    “Absolutely,” the singer says in agreement suggesting that his main focus is “reorganising what I do and trying to make it constructive and positive.” Bowie goes on to suggest that it is one of the hardest aspects of being an artist but continues, “I’ll never forget something John Lennon told me, we were talking about writing and I had always admired the way he used to cut through so much of the bullshit, just come straight to the point with what he wanted to say.”

    Lennon wouldn’t hold his secrets from his friend. Bowie continues: “He said: [adopting a perfect Lennon impression] ‘It’s very easy — all you have to do is say what you mean, make it rhyme and put a backbeat to it’, and I keep coming back to that principle”. It may seem like a somewhat churlish piece of advice and was undoubtedly delivered with a smirk on Lennon’s face, but there is some weight behind his assertion.

    Not only in Lennon’s own work, which even when he was in The Beatles was noted for its authentic honesty but also in the song Bowie and Lennon shared writing credits for in ‘Fame’. It’s something our interview picks up on, suggesting it adopted the same principle. “Yes, absolutely,” confirms Bowie, “I mean, it was so easy. John had incredible charisma that made you cut through things. I can see the effect that he must have had on McCartney. I would imagine McCartney sorely misses that now.”
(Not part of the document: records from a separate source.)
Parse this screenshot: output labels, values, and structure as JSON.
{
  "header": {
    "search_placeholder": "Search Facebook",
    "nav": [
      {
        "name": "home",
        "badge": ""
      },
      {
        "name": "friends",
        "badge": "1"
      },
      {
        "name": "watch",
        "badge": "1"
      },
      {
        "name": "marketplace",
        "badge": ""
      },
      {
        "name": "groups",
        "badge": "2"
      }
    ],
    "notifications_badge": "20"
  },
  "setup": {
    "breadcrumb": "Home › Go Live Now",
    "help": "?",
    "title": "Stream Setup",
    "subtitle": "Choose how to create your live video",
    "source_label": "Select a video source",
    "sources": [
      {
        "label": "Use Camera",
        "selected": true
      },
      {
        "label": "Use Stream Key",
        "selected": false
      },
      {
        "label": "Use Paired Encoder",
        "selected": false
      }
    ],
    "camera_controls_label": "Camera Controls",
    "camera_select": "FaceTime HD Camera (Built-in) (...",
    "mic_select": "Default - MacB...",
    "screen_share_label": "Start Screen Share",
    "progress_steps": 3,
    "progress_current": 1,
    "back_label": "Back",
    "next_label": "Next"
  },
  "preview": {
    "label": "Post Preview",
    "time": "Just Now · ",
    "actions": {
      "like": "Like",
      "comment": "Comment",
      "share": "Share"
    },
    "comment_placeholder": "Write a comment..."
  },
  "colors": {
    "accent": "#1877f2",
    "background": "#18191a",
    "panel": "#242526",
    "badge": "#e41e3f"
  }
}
    Across the years, David Bowie and John Lennon shared a lot of things: kind words, a few drinks, perhaps a cheeky line or two and a penchant for delivering pop songs that not only cut through the murky mire of modern music but toughed the hearts and minds of all those who heard them. The remarkable thing is they did it by using three easy steps.


    Leave a Reply